Exercise aim: Write out all of the records below precisely as given, omitting the images.

Record excerpts:
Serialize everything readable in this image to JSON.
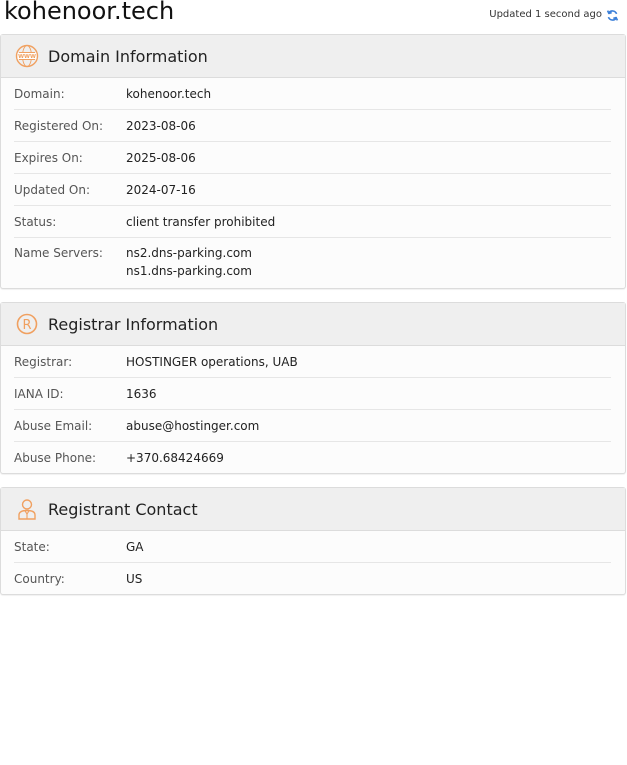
{
  "header": {
    "domain": "kohenoor.tech",
    "updated_text": "Updated 1 second ago"
  },
  "colors": {
    "accent": "#f0a060",
    "refresh": "#3b7fd8"
  },
  "sections": {
    "domain_info": {
      "title": "Domain Information",
      "icon": "www-icon",
      "rows": [
        {
          "label": "Domain:",
          "value": "kohenoor.tech"
        },
        {
          "label": "Registered On:",
          "value": "2023-08-06"
        },
        {
          "label": "Expires On:",
          "value": "2025-08-06"
        },
        {
          "label": "Updated On:",
          "value": "2024-07-16"
        },
        {
          "label": "Status:",
          "value": "client transfer prohibited"
        },
        {
          "label": "Name Servers:",
          "values": [
            "ns2.dns-parking.com",
            "ns1.dns-parking.com"
          ]
        }
      ]
    },
    "registrar_info": {
      "title": "Registrar Information",
      "icon": "registered-icon",
      "rows": [
        {
          "label": "Registrar:",
          "value": "HOSTINGER operations, UAB"
        },
        {
          "label": "IANA ID:",
          "value": "1636"
        },
        {
          "label": "Abuse Email:",
          "value": "abuse@hostinger.com"
        },
        {
          "label": "Abuse Phone:",
          "value": "+370.68424669"
        }
      ]
    },
    "registrant_contact": {
      "title": "Registrant Contact",
      "icon": "person-icon",
      "rows": [
        {
          "label": "State:",
          "value": "GA"
        },
        {
          "label": "Country:",
          "value": "US"
        }
      ]
    }
  }
}
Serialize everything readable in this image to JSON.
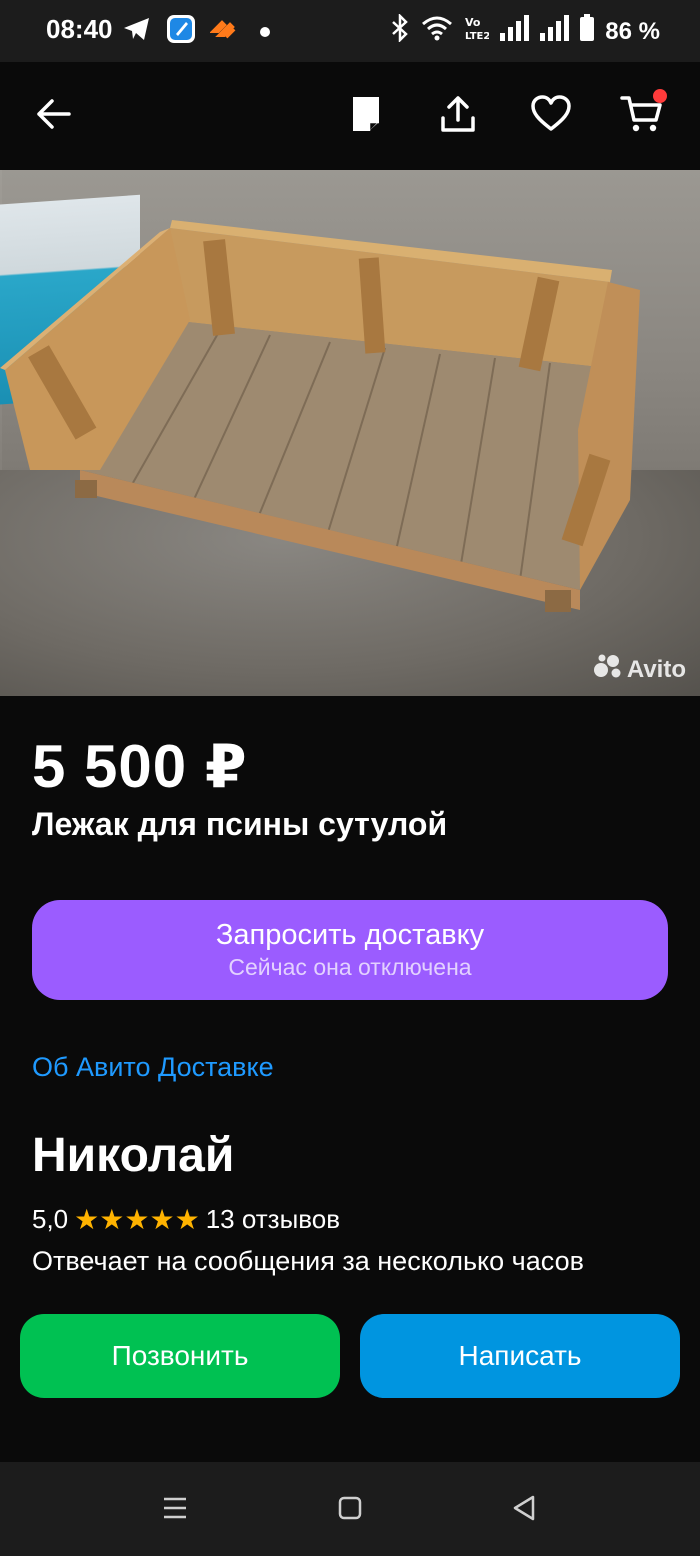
{
  "status_bar": {
    "time": "08:40",
    "battery": "86 %",
    "icons": [
      "telegram-icon",
      "app-icon",
      "orange-app-icon",
      "dot",
      "bluetooth-icon",
      "wifi-icon",
      "volte-icon",
      "signal-icon",
      "signal-icon",
      "battery-icon"
    ]
  },
  "app_bar": {
    "icons": [
      "back-arrow-icon",
      "note-icon",
      "share-icon",
      "heart-icon",
      "cart-icon"
    ],
    "cart_badge_color": "#ff3b3b"
  },
  "photo": {
    "watermark": "Avito"
  },
  "listing": {
    "price": "5 500 ₽",
    "title": "Лежак для псины сутулой"
  },
  "delivery": {
    "button_label": "Запросить доставку",
    "button_sublabel": "Сейчас она отключена",
    "link": "Об Авито Доставке",
    "button_color": "#9b5cff"
  },
  "seller": {
    "name": "Николай",
    "rating": "5,0",
    "stars": 5,
    "reviews": "13 отзывов",
    "response_time": "Отвечает на сообщения за несколько часов"
  },
  "actions": {
    "call_label": "Позвонить",
    "write_label": "Написать",
    "call_color": "#00c152",
    "write_color": "#0095e0"
  },
  "nav_bar": {
    "icons": [
      "menu-icon",
      "home-icon",
      "back-icon"
    ]
  }
}
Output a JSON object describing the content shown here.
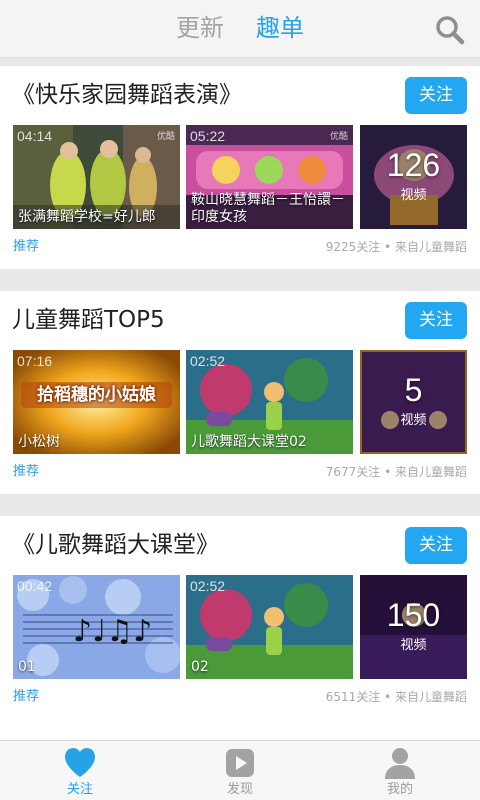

Response for this exercise:
Serialize everything readable in this image to JSON.
{
  "header": {
    "domain": "kohenoor.tech",
    "updated_text": "Updated 1 second ago"
  },
  "colors": {
    "accent": "#f0a060",
    "refresh": "#3b7fd8"
  },
  "sections": {
    "domain_info": {
      "title": "Domain Information",
      "icon": "www-icon",
      "rows": [
        {
          "label": "Domain:",
          "value": "kohenoor.tech"
        },
        {
          "label": "Registered On:",
          "value": "2023-08-06"
        },
        {
          "label": "Expires On:",
          "value": "2025-08-06"
        },
        {
          "label": "Updated On:",
          "value": "2024-07-16"
        },
        {
          "label": "Status:",
          "value": "client transfer prohibited"
        },
        {
          "label": "Name Servers:",
          "values": [
            "ns2.dns-parking.com",
            "ns1.dns-parking.com"
          ]
        }
      ]
    },
    "registrar_info": {
      "title": "Registrar Information",
      "icon": "registered-icon",
      "rows": [
        {
          "label": "Registrar:",
          "value": "HOSTINGER operations, UAB"
        },
        {
          "label": "IANA ID:",
          "value": "1636"
        },
        {
          "label": "Abuse Email:",
          "value": "abuse@hostinger.com"
        },
        {
          "label": "Abuse Phone:",
          "value": "+370.68424669"
        }
      ]
    },
    "registrant_contact": {
      "title": "Registrant Contact",
      "icon": "person-icon",
      "rows": [
        {
          "label": "State:",
          "value": "GA"
        },
        {
          "label": "Country:",
          "value": "US"
        }
      ]
    }
  }
}
Serialize everything readable in this image to JSON.
{
  "status_bar": {
    "time": "08:40",
    "battery": "86 %",
    "icons": [
      "telegram-icon",
      "app-icon",
      "orange-app-icon",
      "dot",
      "bluetooth-icon",
      "wifi-icon",
      "volte-icon",
      "signal-icon",
      "signal-icon",
      "battery-icon"
    ]
  },
  "app_bar": {
    "icons": [
      "back-arrow-icon",
      "note-icon",
      "share-icon",
      "heart-icon",
      "cart-icon"
    ],
    "cart_badge_color": "#ff3b3b"
  },
  "photo": {
    "watermark": "Avito"
  },
  "listing": {
    "price": "5 500 ₽",
    "title": "Лежак для псины сутулой"
  },
  "delivery": {
    "button_label": "Запросить доставку",
    "button_sublabel": "Сейчас она отключена",
    "link": "Об Авито Доставке",
    "button_color": "#9b5cff"
  },
  "seller": {
    "name": "Николай",
    "rating": "5,0",
    "stars": 5,
    "reviews": "13 отзывов",
    "response_time": "Отвечает на сообщения за несколько часов"
  },
  "actions": {
    "call_label": "Позвонить",
    "write_label": "Написать",
    "call_color": "#00c152",
    "write_color": "#0095e0"
  },
  "nav_bar": {
    "icons": [
      "menu-icon",
      "home-icon",
      "back-icon"
    ]
  }
}
Output a JSON object describing the content shown here.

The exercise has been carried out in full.